[[ DATA PROVIDED, beginning ]]

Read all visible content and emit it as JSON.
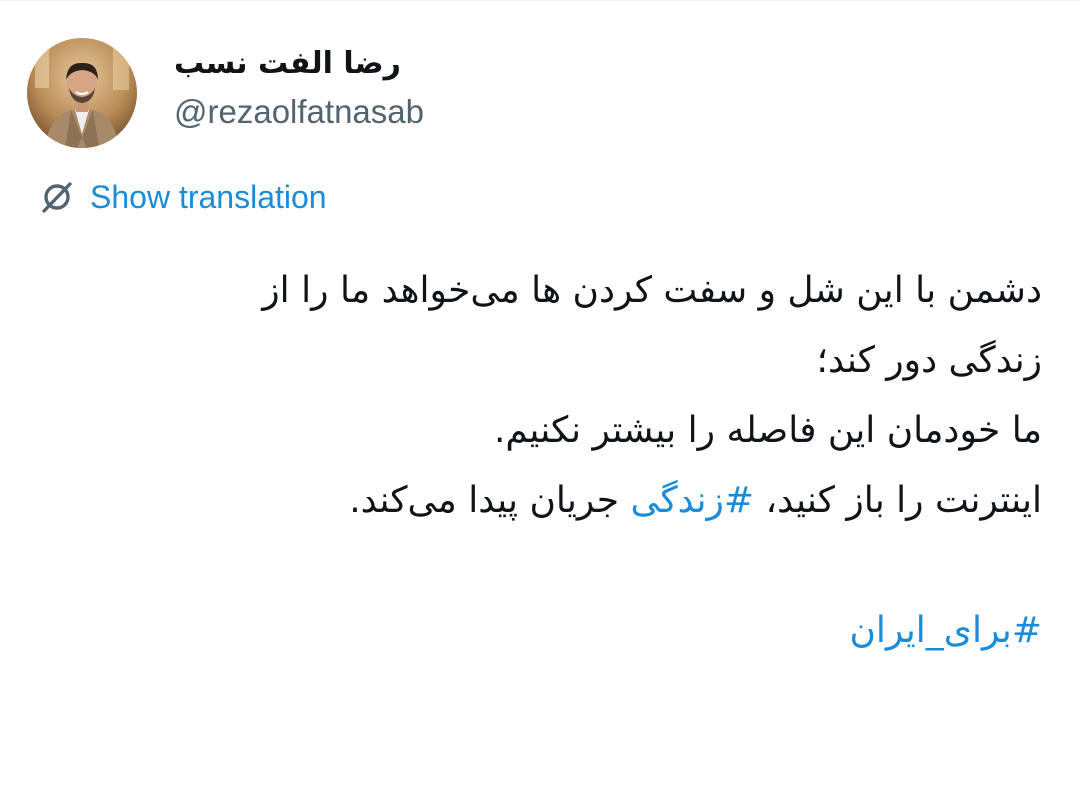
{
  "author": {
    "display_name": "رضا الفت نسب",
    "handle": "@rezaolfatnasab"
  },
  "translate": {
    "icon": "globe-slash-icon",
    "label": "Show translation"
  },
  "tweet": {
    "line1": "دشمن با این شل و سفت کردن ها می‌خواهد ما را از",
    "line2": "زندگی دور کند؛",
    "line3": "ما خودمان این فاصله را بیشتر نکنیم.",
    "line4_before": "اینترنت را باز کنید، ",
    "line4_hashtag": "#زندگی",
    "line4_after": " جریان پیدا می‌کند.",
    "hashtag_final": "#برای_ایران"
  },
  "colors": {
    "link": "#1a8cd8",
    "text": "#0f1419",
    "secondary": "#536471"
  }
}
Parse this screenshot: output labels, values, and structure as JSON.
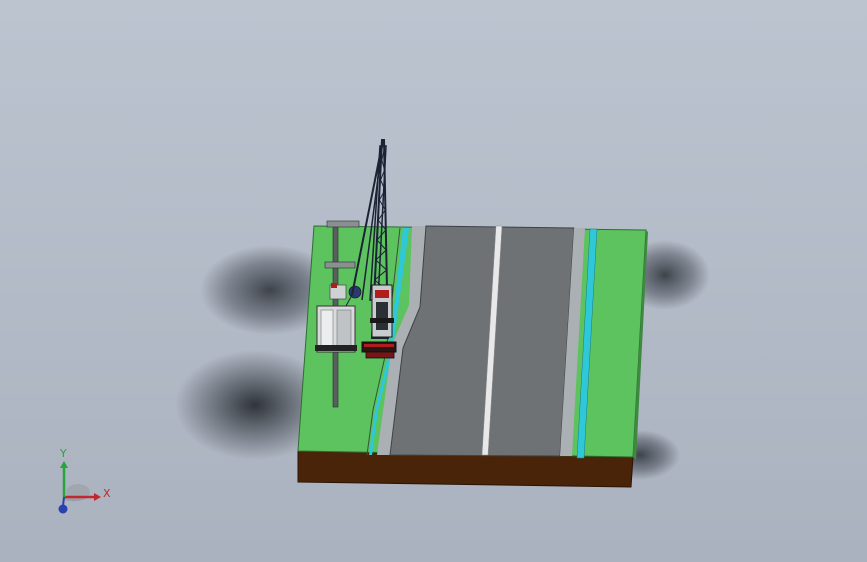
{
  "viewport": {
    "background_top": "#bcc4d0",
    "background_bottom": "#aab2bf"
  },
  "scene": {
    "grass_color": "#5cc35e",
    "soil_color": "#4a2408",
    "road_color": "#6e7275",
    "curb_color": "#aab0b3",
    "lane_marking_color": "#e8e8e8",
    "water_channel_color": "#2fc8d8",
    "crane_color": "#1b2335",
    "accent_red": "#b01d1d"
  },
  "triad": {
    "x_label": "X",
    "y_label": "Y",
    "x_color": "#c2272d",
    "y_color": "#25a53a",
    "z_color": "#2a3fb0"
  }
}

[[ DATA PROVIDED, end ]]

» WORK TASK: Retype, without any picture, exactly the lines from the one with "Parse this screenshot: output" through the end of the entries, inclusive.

» WRITTEN RESPONSE:
Parse this screenshot: output labels, values, and structure as JSON.
{
  "viewport": {
    "background_top": "#bcc4d0",
    "background_bottom": "#aab2bf"
  },
  "scene": {
    "grass_color": "#5cc35e",
    "soil_color": "#4a2408",
    "road_color": "#6e7275",
    "curb_color": "#aab0b3",
    "lane_marking_color": "#e8e8e8",
    "water_channel_color": "#2fc8d8",
    "crane_color": "#1b2335",
    "accent_red": "#b01d1d"
  },
  "triad": {
    "x_label": "X",
    "y_label": "Y",
    "x_color": "#c2272d",
    "y_color": "#25a53a",
    "z_color": "#2a3fb0"
  }
}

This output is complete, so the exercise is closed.